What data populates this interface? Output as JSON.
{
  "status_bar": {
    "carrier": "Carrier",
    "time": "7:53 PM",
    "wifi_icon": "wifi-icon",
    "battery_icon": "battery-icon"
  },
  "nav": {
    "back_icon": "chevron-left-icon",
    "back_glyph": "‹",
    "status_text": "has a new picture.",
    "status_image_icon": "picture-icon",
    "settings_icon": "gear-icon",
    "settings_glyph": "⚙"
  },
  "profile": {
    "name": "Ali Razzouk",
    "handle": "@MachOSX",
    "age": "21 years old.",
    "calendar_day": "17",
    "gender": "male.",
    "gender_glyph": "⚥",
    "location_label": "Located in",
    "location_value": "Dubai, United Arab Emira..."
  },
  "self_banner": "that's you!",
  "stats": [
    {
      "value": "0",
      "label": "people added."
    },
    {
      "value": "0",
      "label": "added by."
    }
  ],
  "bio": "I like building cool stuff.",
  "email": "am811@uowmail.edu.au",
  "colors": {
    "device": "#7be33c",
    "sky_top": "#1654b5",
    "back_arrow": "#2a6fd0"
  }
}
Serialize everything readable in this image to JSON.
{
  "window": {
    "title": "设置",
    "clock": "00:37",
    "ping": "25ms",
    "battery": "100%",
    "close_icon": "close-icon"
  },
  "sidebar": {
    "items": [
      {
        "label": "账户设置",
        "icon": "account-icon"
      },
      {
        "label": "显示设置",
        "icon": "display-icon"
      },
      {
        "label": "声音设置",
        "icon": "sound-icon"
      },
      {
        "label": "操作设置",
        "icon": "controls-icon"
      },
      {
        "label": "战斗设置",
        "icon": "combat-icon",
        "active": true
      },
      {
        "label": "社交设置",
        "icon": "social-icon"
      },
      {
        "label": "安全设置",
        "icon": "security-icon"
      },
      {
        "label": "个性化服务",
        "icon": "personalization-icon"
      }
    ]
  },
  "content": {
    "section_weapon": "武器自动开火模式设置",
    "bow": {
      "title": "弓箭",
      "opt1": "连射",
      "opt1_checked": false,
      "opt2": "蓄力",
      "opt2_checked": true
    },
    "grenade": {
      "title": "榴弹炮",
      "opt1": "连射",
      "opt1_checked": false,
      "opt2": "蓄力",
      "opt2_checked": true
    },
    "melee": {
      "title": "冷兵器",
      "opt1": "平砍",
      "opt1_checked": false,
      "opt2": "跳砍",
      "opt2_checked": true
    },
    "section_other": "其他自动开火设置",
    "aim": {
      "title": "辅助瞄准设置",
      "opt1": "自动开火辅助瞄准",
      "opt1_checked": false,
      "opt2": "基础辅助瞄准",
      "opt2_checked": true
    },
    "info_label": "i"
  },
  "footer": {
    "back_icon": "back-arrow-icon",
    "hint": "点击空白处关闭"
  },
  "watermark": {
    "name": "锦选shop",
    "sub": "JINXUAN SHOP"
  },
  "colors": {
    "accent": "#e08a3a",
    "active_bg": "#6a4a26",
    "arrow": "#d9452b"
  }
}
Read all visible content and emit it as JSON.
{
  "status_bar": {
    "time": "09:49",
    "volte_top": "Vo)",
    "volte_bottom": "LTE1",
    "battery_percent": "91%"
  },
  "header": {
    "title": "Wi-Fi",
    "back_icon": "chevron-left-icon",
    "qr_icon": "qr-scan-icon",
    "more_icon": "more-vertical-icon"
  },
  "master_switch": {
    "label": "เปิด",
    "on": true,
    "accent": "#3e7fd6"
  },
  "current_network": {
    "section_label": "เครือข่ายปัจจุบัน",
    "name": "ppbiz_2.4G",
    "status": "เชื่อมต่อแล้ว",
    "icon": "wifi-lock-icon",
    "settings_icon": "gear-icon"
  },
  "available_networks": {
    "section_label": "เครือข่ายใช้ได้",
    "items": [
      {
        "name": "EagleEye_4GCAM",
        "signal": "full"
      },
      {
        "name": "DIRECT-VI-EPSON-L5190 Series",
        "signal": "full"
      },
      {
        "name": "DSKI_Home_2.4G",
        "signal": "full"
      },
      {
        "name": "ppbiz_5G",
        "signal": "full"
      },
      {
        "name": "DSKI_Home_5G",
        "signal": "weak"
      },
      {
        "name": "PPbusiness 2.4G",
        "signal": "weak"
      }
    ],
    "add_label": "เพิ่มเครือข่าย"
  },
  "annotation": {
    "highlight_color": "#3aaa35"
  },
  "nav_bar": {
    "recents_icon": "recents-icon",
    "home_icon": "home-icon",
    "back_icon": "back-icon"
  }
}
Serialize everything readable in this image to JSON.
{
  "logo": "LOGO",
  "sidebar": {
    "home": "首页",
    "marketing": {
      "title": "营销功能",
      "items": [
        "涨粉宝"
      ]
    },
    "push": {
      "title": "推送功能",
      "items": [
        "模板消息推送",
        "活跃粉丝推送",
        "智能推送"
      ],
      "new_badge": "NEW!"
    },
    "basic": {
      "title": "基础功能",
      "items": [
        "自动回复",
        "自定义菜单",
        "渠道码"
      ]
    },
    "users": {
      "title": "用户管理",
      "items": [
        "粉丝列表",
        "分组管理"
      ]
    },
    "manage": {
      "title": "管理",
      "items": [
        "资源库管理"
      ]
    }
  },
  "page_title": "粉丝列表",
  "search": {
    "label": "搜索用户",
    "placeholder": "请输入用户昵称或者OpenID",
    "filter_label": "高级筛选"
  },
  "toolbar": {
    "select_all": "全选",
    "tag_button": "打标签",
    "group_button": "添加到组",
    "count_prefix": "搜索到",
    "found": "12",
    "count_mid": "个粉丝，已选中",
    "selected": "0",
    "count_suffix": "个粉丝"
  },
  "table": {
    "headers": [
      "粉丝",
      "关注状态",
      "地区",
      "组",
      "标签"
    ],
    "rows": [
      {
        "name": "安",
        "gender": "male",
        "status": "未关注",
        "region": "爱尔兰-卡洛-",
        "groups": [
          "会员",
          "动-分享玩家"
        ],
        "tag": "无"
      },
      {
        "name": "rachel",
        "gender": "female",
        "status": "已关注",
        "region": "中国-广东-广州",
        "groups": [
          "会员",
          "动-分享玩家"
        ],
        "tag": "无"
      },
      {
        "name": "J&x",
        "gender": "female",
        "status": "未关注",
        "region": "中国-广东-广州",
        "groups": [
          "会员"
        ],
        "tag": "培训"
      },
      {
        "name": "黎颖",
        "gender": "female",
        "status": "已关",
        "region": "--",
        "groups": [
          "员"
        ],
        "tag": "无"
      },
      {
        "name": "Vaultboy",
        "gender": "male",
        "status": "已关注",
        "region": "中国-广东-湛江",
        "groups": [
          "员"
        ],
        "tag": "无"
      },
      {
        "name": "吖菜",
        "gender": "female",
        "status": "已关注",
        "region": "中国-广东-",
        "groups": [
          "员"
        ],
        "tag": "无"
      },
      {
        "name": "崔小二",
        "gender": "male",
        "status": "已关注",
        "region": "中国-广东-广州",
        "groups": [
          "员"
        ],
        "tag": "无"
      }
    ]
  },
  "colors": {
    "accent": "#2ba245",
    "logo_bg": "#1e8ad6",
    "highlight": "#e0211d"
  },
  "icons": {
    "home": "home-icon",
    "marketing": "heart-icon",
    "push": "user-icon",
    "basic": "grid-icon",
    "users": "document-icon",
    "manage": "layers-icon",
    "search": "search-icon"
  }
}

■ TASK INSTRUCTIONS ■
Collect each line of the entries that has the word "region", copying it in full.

■ ANSWER BOX ■
        "region": "爱尔兰-卡洛-",
        "region": "中国-广东-广州",
        "region": "中国-广东-广州",
        "region": "--",
        "region": "中国-广东-湛江",
        "region": "中国-广东-",
        "region": "中国-广东-广州",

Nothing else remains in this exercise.